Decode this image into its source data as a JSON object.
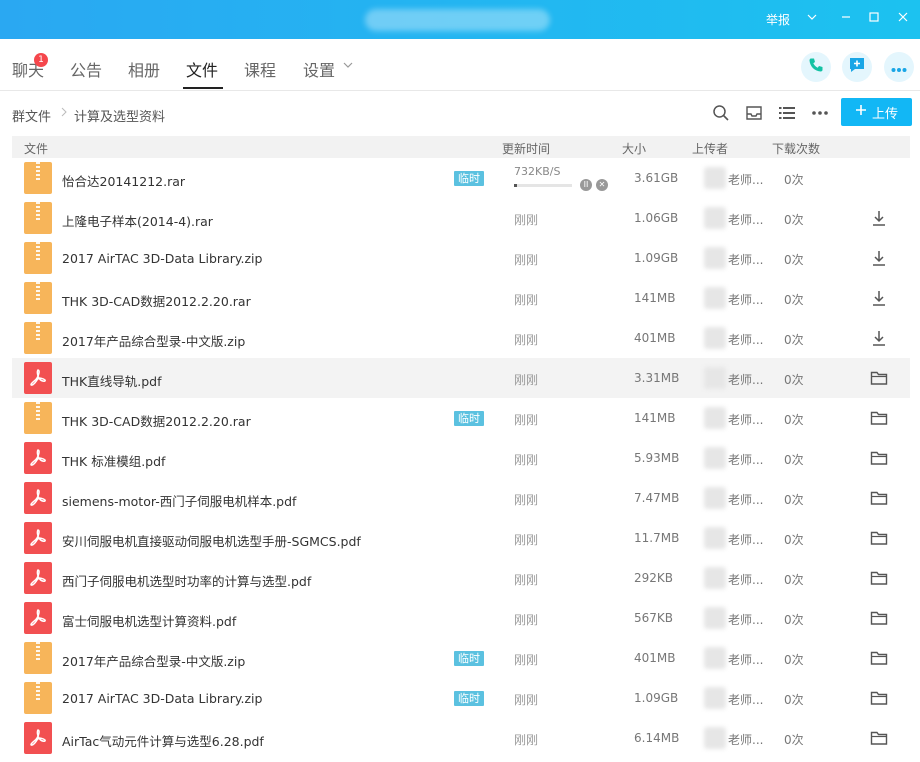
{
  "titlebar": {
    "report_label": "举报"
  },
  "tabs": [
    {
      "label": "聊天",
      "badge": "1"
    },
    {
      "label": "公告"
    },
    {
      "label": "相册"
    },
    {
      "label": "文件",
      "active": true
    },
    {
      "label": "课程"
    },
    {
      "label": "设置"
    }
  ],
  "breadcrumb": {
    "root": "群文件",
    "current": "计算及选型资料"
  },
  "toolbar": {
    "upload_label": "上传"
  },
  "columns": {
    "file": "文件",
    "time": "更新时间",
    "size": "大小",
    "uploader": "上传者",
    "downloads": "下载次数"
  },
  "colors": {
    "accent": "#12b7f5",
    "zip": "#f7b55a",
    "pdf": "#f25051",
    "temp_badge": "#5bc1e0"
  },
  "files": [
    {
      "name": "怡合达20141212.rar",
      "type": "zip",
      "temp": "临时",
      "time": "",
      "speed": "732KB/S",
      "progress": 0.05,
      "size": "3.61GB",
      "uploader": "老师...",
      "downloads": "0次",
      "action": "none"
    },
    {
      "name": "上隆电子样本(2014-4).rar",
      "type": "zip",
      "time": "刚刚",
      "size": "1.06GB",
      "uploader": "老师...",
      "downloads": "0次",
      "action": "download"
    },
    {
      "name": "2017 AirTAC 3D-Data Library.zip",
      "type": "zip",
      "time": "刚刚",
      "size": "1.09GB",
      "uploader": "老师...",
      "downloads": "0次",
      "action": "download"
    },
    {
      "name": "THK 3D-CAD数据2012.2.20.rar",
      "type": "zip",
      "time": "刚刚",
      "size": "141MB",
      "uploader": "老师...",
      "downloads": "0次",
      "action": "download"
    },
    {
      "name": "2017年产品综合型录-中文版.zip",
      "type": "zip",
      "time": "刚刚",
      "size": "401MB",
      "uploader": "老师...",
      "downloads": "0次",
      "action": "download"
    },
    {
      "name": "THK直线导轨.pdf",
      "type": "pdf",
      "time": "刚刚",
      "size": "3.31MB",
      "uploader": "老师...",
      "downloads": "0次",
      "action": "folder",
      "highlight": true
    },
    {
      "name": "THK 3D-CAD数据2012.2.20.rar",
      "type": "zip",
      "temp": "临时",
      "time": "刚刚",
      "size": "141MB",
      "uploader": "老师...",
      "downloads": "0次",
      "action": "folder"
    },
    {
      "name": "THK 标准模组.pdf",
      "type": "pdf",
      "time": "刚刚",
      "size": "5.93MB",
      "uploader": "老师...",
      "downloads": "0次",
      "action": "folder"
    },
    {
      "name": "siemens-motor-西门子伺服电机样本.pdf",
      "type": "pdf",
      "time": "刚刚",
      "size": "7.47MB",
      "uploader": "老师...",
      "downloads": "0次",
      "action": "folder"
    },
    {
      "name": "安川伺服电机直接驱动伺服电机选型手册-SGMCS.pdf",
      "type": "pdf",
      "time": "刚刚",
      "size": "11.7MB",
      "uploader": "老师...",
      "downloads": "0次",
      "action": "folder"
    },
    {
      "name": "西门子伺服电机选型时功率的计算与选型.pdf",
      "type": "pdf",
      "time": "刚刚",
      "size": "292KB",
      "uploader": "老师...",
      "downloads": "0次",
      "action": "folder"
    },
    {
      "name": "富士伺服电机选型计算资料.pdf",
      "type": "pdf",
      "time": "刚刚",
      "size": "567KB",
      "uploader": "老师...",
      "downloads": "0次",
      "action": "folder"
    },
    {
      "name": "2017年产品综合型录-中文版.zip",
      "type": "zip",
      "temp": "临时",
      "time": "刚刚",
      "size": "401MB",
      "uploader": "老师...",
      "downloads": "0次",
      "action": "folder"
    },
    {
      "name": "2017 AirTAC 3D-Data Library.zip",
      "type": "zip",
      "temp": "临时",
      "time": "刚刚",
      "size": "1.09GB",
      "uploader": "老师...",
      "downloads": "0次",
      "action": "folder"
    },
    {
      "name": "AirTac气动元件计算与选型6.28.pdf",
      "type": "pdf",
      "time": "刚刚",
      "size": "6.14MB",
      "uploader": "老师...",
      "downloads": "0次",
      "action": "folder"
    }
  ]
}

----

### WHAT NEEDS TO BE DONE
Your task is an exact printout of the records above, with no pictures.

### OUTPUT FOR THIS TASK
Decode this image into its source data as a JSON object.
{
  "titlebar": {
    "report_label": "举报"
  },
  "tabs": [
    {
      "label": "聊天",
      "badge": "1"
    },
    {
      "label": "公告"
    },
    {
      "label": "相册"
    },
    {
      "label": "文件",
      "active": true
    },
    {
      "label": "课程"
    },
    {
      "label": "设置"
    }
  ],
  "breadcrumb": {
    "root": "群文件",
    "current": "计算及选型资料"
  },
  "toolbar": {
    "upload_label": "上传"
  },
  "columns": {
    "file": "文件",
    "time": "更新时间",
    "size": "大小",
    "uploader": "上传者",
    "downloads": "下载次数"
  },
  "colors": {
    "accent": "#12b7f5",
    "zip": "#f7b55a",
    "pdf": "#f25051",
    "temp_badge": "#5bc1e0"
  },
  "files": [
    {
      "name": "怡合达20141212.rar",
      "type": "zip",
      "temp": "临时",
      "time": "",
      "speed": "732KB/S",
      "progress": 0.05,
      "size": "3.61GB",
      "uploader": "老师...",
      "downloads": "0次",
      "action": "none"
    },
    {
      "name": "上隆电子样本(2014-4).rar",
      "type": "zip",
      "time": "刚刚",
      "size": "1.06GB",
      "uploader": "老师...",
      "downloads": "0次",
      "action": "download"
    },
    {
      "name": "2017 AirTAC 3D-Data Library.zip",
      "type": "zip",
      "time": "刚刚",
      "size": "1.09GB",
      "uploader": "老师...",
      "downloads": "0次",
      "action": "download"
    },
    {
      "name": "THK 3D-CAD数据2012.2.20.rar",
      "type": "zip",
      "time": "刚刚",
      "size": "141MB",
      "uploader": "老师...",
      "downloads": "0次",
      "action": "download"
    },
    {
      "name": "2017年产品综合型录-中文版.zip",
      "type": "zip",
      "time": "刚刚",
      "size": "401MB",
      "uploader": "老师...",
      "downloads": "0次",
      "action": "download"
    },
    {
      "name": "THK直线导轨.pdf",
      "type": "pdf",
      "time": "刚刚",
      "size": "3.31MB",
      "uploader": "老师...",
      "downloads": "0次",
      "action": "folder",
      "highlight": true
    },
    {
      "name": "THK 3D-CAD数据2012.2.20.rar",
      "type": "zip",
      "temp": "临时",
      "time": "刚刚",
      "size": "141MB",
      "uploader": "老师...",
      "downloads": "0次",
      "action": "folder"
    },
    {
      "name": "THK 标准模组.pdf",
      "type": "pdf",
      "time": "刚刚",
      "size": "5.93MB",
      "uploader": "老师...",
      "downloads": "0次",
      "action": "folder"
    },
    {
      "name": "siemens-motor-西门子伺服电机样本.pdf",
      "type": "pdf",
      "time": "刚刚",
      "size": "7.47MB",
      "uploader": "老师...",
      "downloads": "0次",
      "action": "folder"
    },
    {
      "name": "安川伺服电机直接驱动伺服电机选型手册-SGMCS.pdf",
      "type": "pdf",
      "time": "刚刚",
      "size": "11.7MB",
      "uploader": "老师...",
      "downloads": "0次",
      "action": "folder"
    },
    {
      "name": "西门子伺服电机选型时功率的计算与选型.pdf",
      "type": "pdf",
      "time": "刚刚",
      "size": "292KB",
      "uploader": "老师...",
      "downloads": "0次",
      "action": "folder"
    },
    {
      "name": "富士伺服电机选型计算资料.pdf",
      "type": "pdf",
      "time": "刚刚",
      "size": "567KB",
      "uploader": "老师...",
      "downloads": "0次",
      "action": "folder"
    },
    {
      "name": "2017年产品综合型录-中文版.zip",
      "type": "zip",
      "temp": "临时",
      "time": "刚刚",
      "size": "401MB",
      "uploader": "老师...",
      "downloads": "0次",
      "action": "folder"
    },
    {
      "name": "2017 AirTAC 3D-Data Library.zip",
      "type": "zip",
      "temp": "临时",
      "time": "刚刚",
      "size": "1.09GB",
      "uploader": "老师...",
      "downloads": "0次",
      "action": "folder"
    },
    {
      "name": "AirTac气动元件计算与选型6.28.pdf",
      "type": "pdf",
      "time": "刚刚",
      "size": "6.14MB",
      "uploader": "老师...",
      "downloads": "0次",
      "action": "folder"
    }
  ]
}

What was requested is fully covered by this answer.